Preserving Ornamental Decorative Sheet Metal
Just like any other part of the building, ornamental decorative sheet metal will eventually experience wear and tear. This can include chips, scratches, and dents. In some cases, the metal may start to rust or corrode. Preservation is important to maintain the appearance and integrity of the metal. It is also important to preserve ornamental decorative sheet metal to maintain the building's historic character.
Preservation of ornamental elements made from metal is done in the same manner as other metal construction features -- through the use of sealants and powder coatings.
Restoring Ornamental Decorative Sheet Metal
If the ornamental decorative sheet metal is too damaged to be preserved, then it may need to be replaced. In this case, it is important to use materials that match the style of the building. Not only will we use a metal that matches the building's existing decorations, but we will also replicate any intricate details that were present on the original metalwork using any photos, drawings, or videos that exist.
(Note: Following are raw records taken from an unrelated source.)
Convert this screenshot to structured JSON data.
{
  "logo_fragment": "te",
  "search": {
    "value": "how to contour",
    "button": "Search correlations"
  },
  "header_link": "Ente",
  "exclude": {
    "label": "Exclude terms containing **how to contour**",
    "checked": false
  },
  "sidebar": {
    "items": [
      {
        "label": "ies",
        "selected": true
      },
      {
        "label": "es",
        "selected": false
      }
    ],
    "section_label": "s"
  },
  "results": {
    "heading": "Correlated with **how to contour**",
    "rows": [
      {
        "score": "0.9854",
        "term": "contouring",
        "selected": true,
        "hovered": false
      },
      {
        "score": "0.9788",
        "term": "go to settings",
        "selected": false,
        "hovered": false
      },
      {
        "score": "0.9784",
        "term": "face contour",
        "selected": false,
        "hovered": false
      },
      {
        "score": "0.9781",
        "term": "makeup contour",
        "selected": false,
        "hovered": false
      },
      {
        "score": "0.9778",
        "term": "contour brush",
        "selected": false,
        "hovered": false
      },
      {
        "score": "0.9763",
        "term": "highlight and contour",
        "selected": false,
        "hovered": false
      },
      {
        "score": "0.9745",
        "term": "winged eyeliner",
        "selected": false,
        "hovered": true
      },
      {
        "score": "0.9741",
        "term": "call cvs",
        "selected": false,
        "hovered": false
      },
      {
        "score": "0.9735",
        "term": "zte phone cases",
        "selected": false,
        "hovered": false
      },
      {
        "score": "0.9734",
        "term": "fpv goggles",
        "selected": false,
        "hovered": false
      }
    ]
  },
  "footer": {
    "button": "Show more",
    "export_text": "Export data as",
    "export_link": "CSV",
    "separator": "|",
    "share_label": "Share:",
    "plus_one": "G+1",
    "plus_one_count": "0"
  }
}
Many historic properties, such as national landmarks, courthouses, and state buildings, have sculptures crafted out of zinc or copper sheet metal. These sculptures and statues are works of art that are critical to our history and require careful preservation and restoration efforts.
Preserving Metal Sculptures and Statues
The first step to preserving metal sculptures and statues is to clean the dirt, grime, and other debris that can obscure the metal surface. Once cleaned, the surface can be repaired. This involves fixing any damage that has been done, such as dents, scratches, and rust.
The final step is coating. The coating protects the metal from the elements and helps to keep it looking its best. There are a variety of coatings available, each with its own strengths and weaknesses. It is
Restoring Metal Sculptures and Statues
Repair is necessary when the sculpture or statue has been damaged. This can involve anything from straightening bent metal to welding broken pieces back together. If a sculpture or statue was severely damaged, such as in a fire, then it may need to be completely rebuilt. This process can be quite intricate and requires a high level of skill.
Thorough research will need to be done in order to accurately recreate the original design. Photographs, videos, and drawings will need to be studied to ensure that the final product is an accurate representation of the original. The material that was used in the original will need to be sourced as well. If the material is no longer available, then a compatible material will need to be found.
Here at Heather & Little, our craftsmen have the years of experience necessary to repair or recreate statues. We will first reproduce the structural armature and then cover it with hand-formed metal sheets. These sheets are hammered into or against forms using a technique known as repose (or repousse).
In addition to our metal sheet restoration and preservation services, we also provide consulting services. Our in-depth consulting services involve thorough discovery meetings with our clients, on-site inspections, and our professional recommendations concerning the project requirements, as well as determining the scope of work.
During this process, we will determine if the work in question requires significant repairs or if elements need to be reproduced. To do this, we reverse engineer the design and identify what modern developments and improvements can be applied. If you have a question about our metal sheet restoration and preservation services or would like to inquire about a consultation, be sure to contact us at Heather & Little today.
Join our mailing list and keep up to date on what’s going on with Heather & Little, sheet metal and roofing, including access to industry insights, interesting project case studies and incentives.